We have a kid who never says "vaatab telekat" (watching TV), he says "passib telkut", which he has picked up from parroting his mom.

It seems that there is always a more colouful way of saying anything in Estonian, like a whole parallel language, and I think a lot of it comes from kidspeak.

You have slang in English, too, but it's different -- "the tube" seems to be more informed by science, like it came down from engineer jargon or something, it doesn't have the same innocent quality.

In Estonian, for one thing, you've got these diminutives in use, and adults use them too, like "lähme Levikasse" (let's go to Levist Väljas -- the Tallinn Zavood), lähme plaadikale ("let's go to the record market").

Kristopher ütles ...

I wanted to add that when I came back in 1993, spoken Estonian left me more than a little baffled. I grew up speaking what I thought was Estonian at home. I guess I was used to 1930s accents. Going to the theatre was really hopeless, with the reverb and the weird exaggerated diction, I could understand maybe 10%. So I think you have nothing to worry about (not that you seemed worried)

klx ütles ...

reading this just makes me want to learn estonian even more... though i've got no chance. sigh.

Giustino ütles ...


What's really hard is distinguishing between made-up words and real words, especially in poetry. Poets are always throwing in words like "vurr vurr" or "kärr kärr". But look them up in the dictionary and you'll find no definitions.

Unknown ütles ...

Well, actually 'vurr' is something like a children's gyroscope (really don't know the exact term in English).

Kristopher ütles ...

Theoretically they're supposed to sound like the actual noise. Someone says "vurr" and you immediately look around the room to see where the top is spinning.

Aparently it doesn't really work.

Estonians would also have us believe that everyone sneezes in an incredibly effete way (atsihh).

Anonüümne ütles ...

"La:hme" and "lehma" were always a hilarious malapropism.

Estonia in World Media (Rus) ütles ...

Just 20 years ago enourmous research institutes were working on Lenin's writings, which supposed to give humankind instructions for the next millennium. I think we can find researchers to discover wisdom in children books too, with sufficient funding.

Anonüümne ütles ...
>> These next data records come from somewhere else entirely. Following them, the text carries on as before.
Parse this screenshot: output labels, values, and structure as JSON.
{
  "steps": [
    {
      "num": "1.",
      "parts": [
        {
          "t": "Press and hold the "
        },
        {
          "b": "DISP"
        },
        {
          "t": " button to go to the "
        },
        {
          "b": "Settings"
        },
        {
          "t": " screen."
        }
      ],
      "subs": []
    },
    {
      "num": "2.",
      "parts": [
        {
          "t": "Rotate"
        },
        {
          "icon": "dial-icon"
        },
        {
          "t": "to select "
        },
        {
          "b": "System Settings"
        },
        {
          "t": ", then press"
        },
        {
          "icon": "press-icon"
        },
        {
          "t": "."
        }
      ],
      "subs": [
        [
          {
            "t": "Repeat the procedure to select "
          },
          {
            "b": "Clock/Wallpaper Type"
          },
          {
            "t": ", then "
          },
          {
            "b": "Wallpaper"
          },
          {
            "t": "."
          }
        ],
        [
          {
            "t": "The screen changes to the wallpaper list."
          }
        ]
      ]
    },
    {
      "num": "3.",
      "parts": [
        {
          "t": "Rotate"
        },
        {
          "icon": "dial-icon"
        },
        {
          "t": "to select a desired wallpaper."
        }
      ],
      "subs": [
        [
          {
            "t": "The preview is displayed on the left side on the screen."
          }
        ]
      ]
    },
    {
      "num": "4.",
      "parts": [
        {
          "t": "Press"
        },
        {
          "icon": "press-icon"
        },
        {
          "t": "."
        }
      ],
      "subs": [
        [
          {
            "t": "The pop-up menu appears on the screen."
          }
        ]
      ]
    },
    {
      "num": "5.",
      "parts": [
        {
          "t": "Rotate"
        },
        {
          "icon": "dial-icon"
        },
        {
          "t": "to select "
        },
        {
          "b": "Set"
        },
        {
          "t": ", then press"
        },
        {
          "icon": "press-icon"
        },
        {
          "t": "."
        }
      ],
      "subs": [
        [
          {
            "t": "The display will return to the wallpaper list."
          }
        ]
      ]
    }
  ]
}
That's a nice thought. :). Maybe someone can create a field of study on children's literature like Joseph Campbell did for Greek Myths.

tommy ütles ...

The estonians never say "shave". Instead "Ajan oma habeme ära." 'Drive one's beard away.'